I now want to say a word about the extraordinary community work that GCHQ staff do. GCHQ is truly Cheltenham’s charity superpower. It has raised more than £1.5 million for charities over the last 10 years. GCHQ staff use their three days’ special volunteering leave a year to regularly volunteer at local charities. That has included supporting projects such as the hamper scamper, a Christmas scheme run by Caring for Communities and People that provides gift hampers to vulnerable families; the James Hopkins Trust Easter Egg appeal; and GCHQ’s Poppyfall installation, which was hanging in Gloucestershire cathedral last year and was incredibly and unbearably poignant. On 19 May this year, a charity bike ride from Bletchley Park to Cheltenham raised around £30,000.
To secure its future, GCHQ continues to recruit new generations of people with the right skills, aptitude and mindset. It sponsors the young entrepreneurs competition, which aims to encourage young people to think creatively and innovatively, with the final held at GCHQ. Its CyberFirst Girls competition had 40 finalists from 40,000 participants. Meanwhile, the NCSC has supported its first ever cyber schools hubs in Gloucestershire. I have seen their work, and it is incredibly uplifting and exciting to see young people engaged in such a dynamic way.
The UK may not have faced a category 1 attack yet—one that causes sustained disruption to the UK’s essential services or affects our national security—but the director said on BBC Radio 4 earlier this year that he thought it was a question of when, not if. Those seeking to act against our country in that way or perpetrate organised crime know that this is a nation with the capability, partnerships and resolve to protect its citizens in accordance with our laws and values.
Sarah Jones (Croydon Central) (Lab)
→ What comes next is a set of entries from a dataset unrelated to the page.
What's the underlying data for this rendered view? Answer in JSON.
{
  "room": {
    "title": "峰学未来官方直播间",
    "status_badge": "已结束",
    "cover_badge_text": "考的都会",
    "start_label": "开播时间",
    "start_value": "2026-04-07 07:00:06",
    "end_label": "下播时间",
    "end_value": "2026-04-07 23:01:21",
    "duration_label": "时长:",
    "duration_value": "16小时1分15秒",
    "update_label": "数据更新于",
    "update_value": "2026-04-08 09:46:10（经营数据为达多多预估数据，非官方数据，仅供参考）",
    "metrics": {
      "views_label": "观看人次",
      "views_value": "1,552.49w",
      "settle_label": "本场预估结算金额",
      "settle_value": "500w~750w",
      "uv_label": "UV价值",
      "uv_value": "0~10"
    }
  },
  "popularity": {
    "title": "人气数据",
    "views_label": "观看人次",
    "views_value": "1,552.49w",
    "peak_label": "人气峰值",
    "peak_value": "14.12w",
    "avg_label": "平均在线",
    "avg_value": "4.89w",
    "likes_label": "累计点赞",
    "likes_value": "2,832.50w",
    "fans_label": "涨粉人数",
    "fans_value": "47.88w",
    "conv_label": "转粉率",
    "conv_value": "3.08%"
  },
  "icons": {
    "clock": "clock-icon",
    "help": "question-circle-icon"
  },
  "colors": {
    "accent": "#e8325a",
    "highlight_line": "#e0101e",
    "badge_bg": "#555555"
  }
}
I am grateful to the hon. Gentleman for giving way. He is making a powerful speech and I am privileged to be here. A dear friend of mine is a senior official in the NCSC, and I know the important work done there. The hon. Gentleman is talking about protecting the institution in the future. We have been talking about the ever more complex and universal threat against citizens. Does he agree with me and many other Members who have spoken in recent days that it is incumbent on all of us as Members of Parliament to back up our excellent civil servants, fight the politicisation, in any form, of the civil service and give them all the support they need?
The hon. Lady makes an excellent point extremely well. The strength of our civil servants is their scrupulous independence and preparedness to serve political masters of whatever hue. We see that across our civil service and we see it very clearly at GCHQ. That is its strength and that is what we must safeguard.
The point I really want to emphasise is that this is a nation that can defend itself because it has the capability, partnerships and resolve to do so in accordance with the law and with our values, and it is able to do so because of the skill and integrity of those working at GCHQ.
GCHQ’s centenary just so happens to coincide with the 175th anniversary of the first use of Morse code to send a message between cities. It is, therefore, perhaps fitting that I should conclude by playing a message to GCHQ in the form of Morse code, which will last for 13 seconds:
[. . . . . – . – – . . – – . - . – – / – . . . . . . – . - . . . . - . . . – - . – – / – - – – / – – . - . – . . . . . - – . -]
Happy birthday to GCHQ.